Ottawa’s faucet running dry, Nunavut MP warns
Aglukkaq says stimulus spending spree nearly over
Nunavut will have to decide what priorities it wants the federal government to fund, because the free-spending days of Ottawa’s stimulus package are coming to an end, Nunavut MP Leona Aglukkaq warned Oct. 13.
The federal government is turning its attention to tackling a $55.6-billion deficit and is determined to turn it into a $2.6-billion surplus by 2015.
That means a cash-strapped Nunavut government will have to decide what needs it really wants Ottawa to fund, because money won’t be available for everything, Aglukkaq told a conference on Arctic sovereignty and infrastructure in Iqaluit.
“It will help if we can agree on shared priorities for Nunavut rather than expect everything to happen all at once and competing with each other,” said Aglukkaq, who is also the federal health minister.
The federal government has flatly ruled out raising taxes to cover its budget shortfall and will instead focus on reigning in spending.
But Pierre Poilievre, the parliamentary secretary to Prime Minister Stephen Harper, said that only means controlling the rate of spending growth, which ballooned during the two-year, $62-billion stimulus package.
“Our government does not plan cutbacks to services or to transfers for healthcare, education and citizens,” he told reporters Oct. 14.
Iqaluit Mayor Elisapee Sheutiapik, who has been pushing the capital’s need for expensive new infrastructure, including a recreation complex, new city hall and fire station, said she’s not concerned that federal belt-tightening will interfere with Nunavut communities trying to secure funding for infrastructure.

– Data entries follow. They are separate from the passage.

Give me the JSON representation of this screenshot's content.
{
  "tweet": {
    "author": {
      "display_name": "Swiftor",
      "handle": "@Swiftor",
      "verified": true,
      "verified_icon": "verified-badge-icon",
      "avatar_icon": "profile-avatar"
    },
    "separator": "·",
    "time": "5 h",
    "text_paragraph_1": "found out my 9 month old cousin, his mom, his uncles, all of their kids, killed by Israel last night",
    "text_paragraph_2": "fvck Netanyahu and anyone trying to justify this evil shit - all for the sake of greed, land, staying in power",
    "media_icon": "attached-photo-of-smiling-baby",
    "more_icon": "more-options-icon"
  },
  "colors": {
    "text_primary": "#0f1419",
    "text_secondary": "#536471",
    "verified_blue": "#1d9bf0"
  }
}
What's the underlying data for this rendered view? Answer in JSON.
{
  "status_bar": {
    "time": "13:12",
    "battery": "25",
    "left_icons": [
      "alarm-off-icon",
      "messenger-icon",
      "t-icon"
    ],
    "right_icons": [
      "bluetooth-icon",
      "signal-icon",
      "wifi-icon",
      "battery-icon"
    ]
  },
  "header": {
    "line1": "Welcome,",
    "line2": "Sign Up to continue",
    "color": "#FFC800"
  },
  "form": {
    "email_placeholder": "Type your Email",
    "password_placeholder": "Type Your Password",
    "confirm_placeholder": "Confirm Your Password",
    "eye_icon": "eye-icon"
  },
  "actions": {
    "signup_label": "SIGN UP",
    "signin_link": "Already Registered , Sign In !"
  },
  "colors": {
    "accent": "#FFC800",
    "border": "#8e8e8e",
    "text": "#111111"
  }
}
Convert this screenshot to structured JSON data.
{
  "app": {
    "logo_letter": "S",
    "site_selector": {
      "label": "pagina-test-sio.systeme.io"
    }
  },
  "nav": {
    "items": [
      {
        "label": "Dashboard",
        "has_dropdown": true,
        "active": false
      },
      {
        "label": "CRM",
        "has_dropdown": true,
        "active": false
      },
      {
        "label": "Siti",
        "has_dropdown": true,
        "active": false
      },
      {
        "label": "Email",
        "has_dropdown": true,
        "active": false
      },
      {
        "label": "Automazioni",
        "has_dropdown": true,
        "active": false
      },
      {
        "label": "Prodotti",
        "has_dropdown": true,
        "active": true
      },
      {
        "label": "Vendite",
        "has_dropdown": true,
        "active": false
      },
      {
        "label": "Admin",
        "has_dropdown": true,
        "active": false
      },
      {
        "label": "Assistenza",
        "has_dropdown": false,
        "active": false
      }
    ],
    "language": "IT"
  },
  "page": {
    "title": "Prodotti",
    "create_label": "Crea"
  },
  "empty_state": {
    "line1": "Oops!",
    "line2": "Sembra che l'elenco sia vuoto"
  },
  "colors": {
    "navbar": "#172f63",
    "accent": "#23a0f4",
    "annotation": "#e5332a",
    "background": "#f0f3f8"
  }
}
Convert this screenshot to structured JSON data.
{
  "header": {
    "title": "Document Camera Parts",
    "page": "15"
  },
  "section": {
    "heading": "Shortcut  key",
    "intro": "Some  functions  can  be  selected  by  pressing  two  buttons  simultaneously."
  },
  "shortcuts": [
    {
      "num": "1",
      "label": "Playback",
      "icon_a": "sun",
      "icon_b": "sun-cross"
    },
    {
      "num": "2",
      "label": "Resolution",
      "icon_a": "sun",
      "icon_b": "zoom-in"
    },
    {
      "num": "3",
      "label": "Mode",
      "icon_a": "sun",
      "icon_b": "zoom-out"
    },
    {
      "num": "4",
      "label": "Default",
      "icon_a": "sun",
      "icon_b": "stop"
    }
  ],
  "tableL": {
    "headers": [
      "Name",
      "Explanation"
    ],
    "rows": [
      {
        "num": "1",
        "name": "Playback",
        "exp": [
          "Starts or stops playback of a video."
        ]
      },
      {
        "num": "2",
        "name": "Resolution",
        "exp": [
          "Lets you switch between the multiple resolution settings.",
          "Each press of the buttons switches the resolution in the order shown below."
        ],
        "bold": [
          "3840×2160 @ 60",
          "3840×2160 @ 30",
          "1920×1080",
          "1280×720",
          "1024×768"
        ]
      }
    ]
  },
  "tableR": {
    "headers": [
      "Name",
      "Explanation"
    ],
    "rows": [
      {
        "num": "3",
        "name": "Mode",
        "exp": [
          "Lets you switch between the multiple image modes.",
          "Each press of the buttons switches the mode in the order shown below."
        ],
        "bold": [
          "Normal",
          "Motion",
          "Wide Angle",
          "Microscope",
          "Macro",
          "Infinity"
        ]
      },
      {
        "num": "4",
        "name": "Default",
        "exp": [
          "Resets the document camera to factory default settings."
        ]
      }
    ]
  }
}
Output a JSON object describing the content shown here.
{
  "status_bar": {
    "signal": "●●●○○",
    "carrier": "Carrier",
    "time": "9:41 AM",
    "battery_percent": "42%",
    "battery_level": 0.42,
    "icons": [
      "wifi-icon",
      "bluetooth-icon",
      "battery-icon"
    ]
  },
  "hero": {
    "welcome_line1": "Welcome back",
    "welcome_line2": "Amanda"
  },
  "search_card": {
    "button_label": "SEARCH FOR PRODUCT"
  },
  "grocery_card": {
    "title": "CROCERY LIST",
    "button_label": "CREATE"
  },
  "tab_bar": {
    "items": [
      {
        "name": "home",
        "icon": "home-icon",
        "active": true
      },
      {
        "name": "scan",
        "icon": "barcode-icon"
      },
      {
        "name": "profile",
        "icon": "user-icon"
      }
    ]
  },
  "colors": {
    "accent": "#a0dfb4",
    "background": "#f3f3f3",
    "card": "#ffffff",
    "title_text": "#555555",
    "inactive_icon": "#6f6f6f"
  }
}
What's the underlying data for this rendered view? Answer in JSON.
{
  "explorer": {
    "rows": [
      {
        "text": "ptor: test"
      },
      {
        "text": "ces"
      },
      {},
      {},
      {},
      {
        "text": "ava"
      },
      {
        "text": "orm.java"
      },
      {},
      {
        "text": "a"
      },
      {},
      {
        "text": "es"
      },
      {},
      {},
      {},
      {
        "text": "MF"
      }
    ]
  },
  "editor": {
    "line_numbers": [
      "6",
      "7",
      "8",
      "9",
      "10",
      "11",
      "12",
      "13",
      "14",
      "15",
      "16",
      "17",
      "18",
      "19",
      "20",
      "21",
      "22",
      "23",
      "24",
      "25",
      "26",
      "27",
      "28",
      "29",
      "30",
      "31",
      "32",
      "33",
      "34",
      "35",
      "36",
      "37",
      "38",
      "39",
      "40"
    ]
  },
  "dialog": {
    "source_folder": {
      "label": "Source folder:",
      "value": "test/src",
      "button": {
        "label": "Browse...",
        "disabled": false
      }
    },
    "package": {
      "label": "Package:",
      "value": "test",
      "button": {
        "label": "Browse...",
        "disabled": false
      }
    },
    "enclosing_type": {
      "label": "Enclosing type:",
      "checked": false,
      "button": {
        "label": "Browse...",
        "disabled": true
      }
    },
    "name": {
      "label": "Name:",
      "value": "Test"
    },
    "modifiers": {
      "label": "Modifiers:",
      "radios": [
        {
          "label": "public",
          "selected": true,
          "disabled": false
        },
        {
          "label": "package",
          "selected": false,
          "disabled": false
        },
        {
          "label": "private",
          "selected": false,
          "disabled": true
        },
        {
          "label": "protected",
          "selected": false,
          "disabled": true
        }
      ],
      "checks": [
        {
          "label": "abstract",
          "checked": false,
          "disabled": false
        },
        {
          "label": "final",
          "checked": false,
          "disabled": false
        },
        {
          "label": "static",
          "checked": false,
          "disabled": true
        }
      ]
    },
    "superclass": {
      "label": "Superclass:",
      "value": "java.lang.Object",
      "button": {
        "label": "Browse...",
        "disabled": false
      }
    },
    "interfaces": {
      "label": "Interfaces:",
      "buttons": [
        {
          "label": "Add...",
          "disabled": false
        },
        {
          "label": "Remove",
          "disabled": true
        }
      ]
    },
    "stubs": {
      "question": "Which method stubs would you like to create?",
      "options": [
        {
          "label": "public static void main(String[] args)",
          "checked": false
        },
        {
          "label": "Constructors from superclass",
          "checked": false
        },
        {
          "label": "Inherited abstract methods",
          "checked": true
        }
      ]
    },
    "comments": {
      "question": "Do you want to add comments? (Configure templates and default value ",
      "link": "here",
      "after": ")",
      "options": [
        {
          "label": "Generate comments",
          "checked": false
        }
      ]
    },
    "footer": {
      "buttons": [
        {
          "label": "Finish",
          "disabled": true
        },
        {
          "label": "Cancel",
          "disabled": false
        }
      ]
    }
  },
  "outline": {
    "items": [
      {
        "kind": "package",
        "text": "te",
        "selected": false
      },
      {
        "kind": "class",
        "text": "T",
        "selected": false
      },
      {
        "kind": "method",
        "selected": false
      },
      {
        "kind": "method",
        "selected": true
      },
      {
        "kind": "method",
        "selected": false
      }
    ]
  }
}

“If we want to get things done, [we won’t] necessarily rely on government partnerships but also private partnerships,” she said.
Sheutiapik added the city may be able to access federal money through a $1.2-billion fund set up to encourage public-private partnerships on infrastructure projects.
In what had the ring of an election-style speech, Aglukkaq took a veiled shot at the opposition parties, claiming the alternative to the Conservative government was higher taxes and slower job growth.
However Aglukkaq, unlike Finance Minister Jim Flaherty, did not mention Liberal leader Michael Ignatieff by name.
Flaherty drew criticism last month for an aggressive speech to the Canadian Club in Ottawa in which he claimed a “Michael Ignatieff-NDP-Bloc Québécois coalition” would destroy the Canadian economy.
Instead, both Aglukkaq and Poilievre rattled off a list of federal initiatives in the North, including the creation of the Canadian Northern Development Agency and several infrastructure projects.
And both said Ottawa’s steps to cut red tape in the mining sector will help grow Nunavut’s economy.
“We’re cutting back on duplicative regulations to unleash the enormous power of enterprise and hard work,” Poilievre said in his speech to the conference.
Poilievre also took part in what’s become a rite of passage for Conservative politicians visiting Nunavut: trying country food. Sheutiapik grabbed an ulu and carved him a piece of maktaaq.